> _Problem description_
Please tally how many lines in the entries below include the word "refresh", giving only the number.

(Data for the task Opens)

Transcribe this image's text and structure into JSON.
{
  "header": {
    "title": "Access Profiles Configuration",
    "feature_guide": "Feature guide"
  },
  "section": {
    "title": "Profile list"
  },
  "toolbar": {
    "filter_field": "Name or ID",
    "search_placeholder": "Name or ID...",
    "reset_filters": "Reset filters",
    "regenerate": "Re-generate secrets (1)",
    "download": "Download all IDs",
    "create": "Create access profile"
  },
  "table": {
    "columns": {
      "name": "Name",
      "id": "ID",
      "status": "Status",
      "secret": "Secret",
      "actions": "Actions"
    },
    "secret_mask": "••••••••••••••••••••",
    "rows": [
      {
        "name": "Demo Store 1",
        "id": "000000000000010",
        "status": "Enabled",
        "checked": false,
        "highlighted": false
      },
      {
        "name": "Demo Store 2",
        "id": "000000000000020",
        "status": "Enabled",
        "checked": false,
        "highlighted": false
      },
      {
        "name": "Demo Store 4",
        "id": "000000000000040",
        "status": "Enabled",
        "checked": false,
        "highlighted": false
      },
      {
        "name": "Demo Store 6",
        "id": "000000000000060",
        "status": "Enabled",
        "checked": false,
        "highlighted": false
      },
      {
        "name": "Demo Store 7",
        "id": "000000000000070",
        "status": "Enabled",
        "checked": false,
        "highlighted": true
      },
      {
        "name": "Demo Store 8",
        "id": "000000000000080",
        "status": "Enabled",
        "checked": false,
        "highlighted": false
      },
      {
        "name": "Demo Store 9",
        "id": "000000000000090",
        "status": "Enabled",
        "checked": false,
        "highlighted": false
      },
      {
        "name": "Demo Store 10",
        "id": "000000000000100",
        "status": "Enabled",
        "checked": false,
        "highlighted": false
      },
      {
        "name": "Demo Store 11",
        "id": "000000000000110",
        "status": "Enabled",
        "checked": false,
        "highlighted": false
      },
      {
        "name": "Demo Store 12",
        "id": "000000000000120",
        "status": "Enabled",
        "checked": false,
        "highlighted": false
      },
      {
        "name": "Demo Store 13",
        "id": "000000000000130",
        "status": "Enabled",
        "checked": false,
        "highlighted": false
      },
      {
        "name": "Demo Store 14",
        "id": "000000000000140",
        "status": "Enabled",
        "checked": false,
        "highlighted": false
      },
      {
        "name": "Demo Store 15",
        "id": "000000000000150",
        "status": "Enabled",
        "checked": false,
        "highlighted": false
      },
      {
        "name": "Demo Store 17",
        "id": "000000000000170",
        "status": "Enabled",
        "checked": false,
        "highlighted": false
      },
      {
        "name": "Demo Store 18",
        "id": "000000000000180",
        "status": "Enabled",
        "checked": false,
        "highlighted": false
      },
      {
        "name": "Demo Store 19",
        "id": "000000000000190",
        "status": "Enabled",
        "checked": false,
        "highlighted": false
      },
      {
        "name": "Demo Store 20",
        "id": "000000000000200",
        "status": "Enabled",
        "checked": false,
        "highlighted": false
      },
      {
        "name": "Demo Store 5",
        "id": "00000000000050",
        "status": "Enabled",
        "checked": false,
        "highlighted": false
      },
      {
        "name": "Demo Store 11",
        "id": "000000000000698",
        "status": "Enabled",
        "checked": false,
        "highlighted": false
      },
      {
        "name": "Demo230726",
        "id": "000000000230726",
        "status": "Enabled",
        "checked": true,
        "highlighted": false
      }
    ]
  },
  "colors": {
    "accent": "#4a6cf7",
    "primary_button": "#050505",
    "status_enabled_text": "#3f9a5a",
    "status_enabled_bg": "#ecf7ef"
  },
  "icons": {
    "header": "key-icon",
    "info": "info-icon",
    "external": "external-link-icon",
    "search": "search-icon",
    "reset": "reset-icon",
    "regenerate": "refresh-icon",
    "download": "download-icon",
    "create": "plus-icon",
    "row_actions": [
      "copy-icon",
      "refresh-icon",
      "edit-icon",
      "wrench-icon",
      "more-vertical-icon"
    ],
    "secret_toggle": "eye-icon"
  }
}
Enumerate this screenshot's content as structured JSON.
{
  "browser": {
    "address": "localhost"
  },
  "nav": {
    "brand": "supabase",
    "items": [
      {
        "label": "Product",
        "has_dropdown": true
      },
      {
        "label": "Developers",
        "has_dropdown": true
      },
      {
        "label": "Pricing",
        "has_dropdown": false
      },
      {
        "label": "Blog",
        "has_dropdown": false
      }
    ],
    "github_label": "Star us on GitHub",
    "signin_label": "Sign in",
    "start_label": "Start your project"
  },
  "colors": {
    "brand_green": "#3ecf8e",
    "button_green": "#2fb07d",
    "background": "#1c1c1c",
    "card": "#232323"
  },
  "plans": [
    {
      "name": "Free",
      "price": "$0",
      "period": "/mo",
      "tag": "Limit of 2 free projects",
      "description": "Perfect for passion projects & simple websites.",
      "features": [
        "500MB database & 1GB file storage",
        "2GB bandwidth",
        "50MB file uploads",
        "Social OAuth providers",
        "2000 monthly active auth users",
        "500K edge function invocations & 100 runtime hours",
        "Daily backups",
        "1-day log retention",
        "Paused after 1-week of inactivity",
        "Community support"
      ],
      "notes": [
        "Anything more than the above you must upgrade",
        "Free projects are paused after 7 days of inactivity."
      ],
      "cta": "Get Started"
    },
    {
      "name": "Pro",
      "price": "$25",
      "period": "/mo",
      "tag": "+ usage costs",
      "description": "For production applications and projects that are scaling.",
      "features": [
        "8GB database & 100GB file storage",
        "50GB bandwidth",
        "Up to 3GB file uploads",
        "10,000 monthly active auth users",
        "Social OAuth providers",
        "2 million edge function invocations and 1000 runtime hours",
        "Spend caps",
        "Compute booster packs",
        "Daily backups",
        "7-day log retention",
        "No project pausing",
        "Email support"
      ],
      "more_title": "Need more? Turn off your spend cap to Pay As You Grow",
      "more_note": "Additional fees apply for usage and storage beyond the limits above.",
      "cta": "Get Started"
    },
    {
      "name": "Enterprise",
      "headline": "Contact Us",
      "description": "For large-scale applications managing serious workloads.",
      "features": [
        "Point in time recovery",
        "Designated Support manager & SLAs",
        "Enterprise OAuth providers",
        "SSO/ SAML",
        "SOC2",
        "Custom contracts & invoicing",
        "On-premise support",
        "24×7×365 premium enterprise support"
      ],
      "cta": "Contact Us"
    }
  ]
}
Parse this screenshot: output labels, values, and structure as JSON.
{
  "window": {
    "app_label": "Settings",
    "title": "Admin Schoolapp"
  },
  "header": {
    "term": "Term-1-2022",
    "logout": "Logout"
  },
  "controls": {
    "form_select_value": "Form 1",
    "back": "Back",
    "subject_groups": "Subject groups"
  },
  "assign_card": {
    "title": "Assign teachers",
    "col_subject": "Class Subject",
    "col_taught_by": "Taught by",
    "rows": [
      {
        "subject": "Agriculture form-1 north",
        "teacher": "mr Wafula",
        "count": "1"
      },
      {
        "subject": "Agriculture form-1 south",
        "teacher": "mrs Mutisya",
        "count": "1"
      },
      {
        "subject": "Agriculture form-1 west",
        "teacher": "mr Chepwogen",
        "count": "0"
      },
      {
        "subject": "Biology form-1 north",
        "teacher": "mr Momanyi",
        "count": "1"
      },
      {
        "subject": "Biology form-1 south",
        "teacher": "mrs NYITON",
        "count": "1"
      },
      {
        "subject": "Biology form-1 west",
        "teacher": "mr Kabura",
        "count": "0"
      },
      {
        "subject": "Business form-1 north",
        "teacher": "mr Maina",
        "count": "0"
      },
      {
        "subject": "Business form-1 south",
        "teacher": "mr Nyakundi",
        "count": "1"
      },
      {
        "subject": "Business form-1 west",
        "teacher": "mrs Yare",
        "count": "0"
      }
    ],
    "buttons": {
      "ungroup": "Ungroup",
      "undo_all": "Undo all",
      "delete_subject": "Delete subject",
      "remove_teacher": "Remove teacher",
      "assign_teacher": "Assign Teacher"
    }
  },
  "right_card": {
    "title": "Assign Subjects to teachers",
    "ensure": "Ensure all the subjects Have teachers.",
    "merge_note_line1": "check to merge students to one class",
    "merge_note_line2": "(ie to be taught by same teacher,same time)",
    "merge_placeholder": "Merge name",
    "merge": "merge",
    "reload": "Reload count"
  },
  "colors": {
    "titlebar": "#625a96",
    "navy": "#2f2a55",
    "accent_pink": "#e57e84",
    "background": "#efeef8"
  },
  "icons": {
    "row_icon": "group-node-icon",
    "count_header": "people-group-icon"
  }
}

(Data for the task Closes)

> _Written answer_
2